I have Nikon D70s DSLR camera and i would like to modify it for NDVI (Normalized Difference Vegetation Index) measurment. I am looking for the filter that can pass effectively RED and NIR band but block others. From the modified D70s (after installing new filter), I should be able to get RED and NIR as a separate bands of a image. I would like to get suggestions for the filter for my purpose. Thanks in advance.
NASA tells me that to capture NIR, you'll need a filter cutting at about 700nm, such as Hoya R70, Marumi 700HB or B+W 092 (that last one is actually 695nm). The diameter should be chosen the same as thread diameter of lens you're going to use (if there are several lenses, either get all different sizes, or the one with biggest diameter and step-up rings for smaller diameter lenses).
I should be able to get RED and NIR as a separate bands of a image
I'm not quite sure what was meant by this, but if you meant you'd like to capture NIR in one color channel and visible light in another, then unfortunately there's no filter that could do exactly that.

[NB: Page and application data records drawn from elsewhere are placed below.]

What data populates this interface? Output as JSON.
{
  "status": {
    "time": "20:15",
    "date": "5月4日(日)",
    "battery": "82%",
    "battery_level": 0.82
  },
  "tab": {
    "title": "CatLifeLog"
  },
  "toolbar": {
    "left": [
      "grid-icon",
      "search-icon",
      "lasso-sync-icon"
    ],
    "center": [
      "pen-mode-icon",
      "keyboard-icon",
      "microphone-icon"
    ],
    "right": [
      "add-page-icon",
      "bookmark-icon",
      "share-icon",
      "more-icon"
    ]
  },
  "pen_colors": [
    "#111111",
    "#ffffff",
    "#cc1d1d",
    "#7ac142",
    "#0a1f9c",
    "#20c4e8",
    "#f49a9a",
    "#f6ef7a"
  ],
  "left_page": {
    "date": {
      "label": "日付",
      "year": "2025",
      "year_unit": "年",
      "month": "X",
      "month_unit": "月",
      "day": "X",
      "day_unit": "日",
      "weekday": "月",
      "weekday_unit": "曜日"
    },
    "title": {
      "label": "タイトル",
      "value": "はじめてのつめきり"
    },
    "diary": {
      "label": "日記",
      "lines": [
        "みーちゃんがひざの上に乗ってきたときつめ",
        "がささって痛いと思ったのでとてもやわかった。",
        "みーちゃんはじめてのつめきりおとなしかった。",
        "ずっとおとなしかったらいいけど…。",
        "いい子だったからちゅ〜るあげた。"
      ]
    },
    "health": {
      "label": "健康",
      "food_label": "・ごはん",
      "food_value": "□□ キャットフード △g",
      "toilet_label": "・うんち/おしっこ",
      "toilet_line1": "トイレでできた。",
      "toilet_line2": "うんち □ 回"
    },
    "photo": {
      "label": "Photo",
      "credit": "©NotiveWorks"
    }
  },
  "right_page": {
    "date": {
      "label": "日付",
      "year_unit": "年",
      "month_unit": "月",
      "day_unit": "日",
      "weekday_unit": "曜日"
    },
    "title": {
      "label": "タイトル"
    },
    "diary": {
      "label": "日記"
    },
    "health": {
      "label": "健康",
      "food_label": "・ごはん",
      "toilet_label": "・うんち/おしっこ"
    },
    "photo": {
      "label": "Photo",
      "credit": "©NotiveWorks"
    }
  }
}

It would require you to replace the Bayer filter on sensor, i.e. the microfilters on each sensel.
However, my experiences with a Olympus C-2020Z (known for its hot mirror doing a lousy job when blocking IR) with a Hoya R72 and tells me that IR affects all color channels. So when letting in red+IR, you'd have IR in blue/green channels and red visible light+IR in red channel. By subtracting average of other channels from red (perhaps multiplied by some factor found experimentally through testing with IR only), you'd get approximate value for visible light only.
I was in Valencia for the AgEng/CIGR 2012 conference where I saw a presentation about adapting a DSLR to do exactly this. The paper contains the details how to get the best possible Red/NIR colour space for NDVI and shows application of the results. You need to remove the ir cut filter and replace with a ~600nm long pass filter.
Then you do linear combinations of the the 3 colour bands. Their work base the calculations on actual measured spectral response curves, which you might not have the gear for. The result depends on the white balance but I have tried this technique without actually doing all this on a Basler ACA640-90GC camera. I got good result incorporating it into the bayer demosaiqueing, separating the NIR channel into the blue colour and red into the red colour and nullifying the green. The hard part is balancing the intensity balance of the two bands, since the response to NIR in the cmos is about 25%. I also found that the result is very sensitive to the bayer conversion algorithm. I found that Basler's SDK actually use nearest neighbor, which makes very bad NDVI images.
Example image - before and after converting to NDVI index:
And an example when using the Basler bayer conversion:
Five years on this topic remains of research interest, particularly regarding drone carried cameras, so another answer is probably of some value. The AgEng2012 site linked above has been removed but this paper is the best I've come across:
Rabatel, G.; Gorretta, N.; and Sylvain, L. Getting simultaneous red and near-infrared band data from a single digital camera for plant monitoring applications: Theoretical and practical study. Biosystems Engineering 117(1):2–14, January 2014. DOI 10.1016/j.biosystemseng.2013.06.008.
Methodology and findings are similar to what Michael mentions: converted camera, ~600nm red filter, sensitivity to demosaicing, linear band calculations, and improved spatial resolution compared to NDVI specific cameras at the expense of some SnR limitations.
Newport.com, thorlabs.com, or edmundsoptics all sell longpass filters that can be used for you app.
It's been my experience that the NIR bandpass of the green and blue Bayer filters are almost the same ( less than 10 digital numbers difference at up to 90% of the sensors dynamic range). The red channel NIR bandpass is slightly smaller than the blue and green. But it's going to depend on the camera manufacturer.
You might also want to work with raw data images as the built in demosaicing process can create artifacts. NN demoaicing might not look the prettiest but it retains the trues spectral signal of the scene.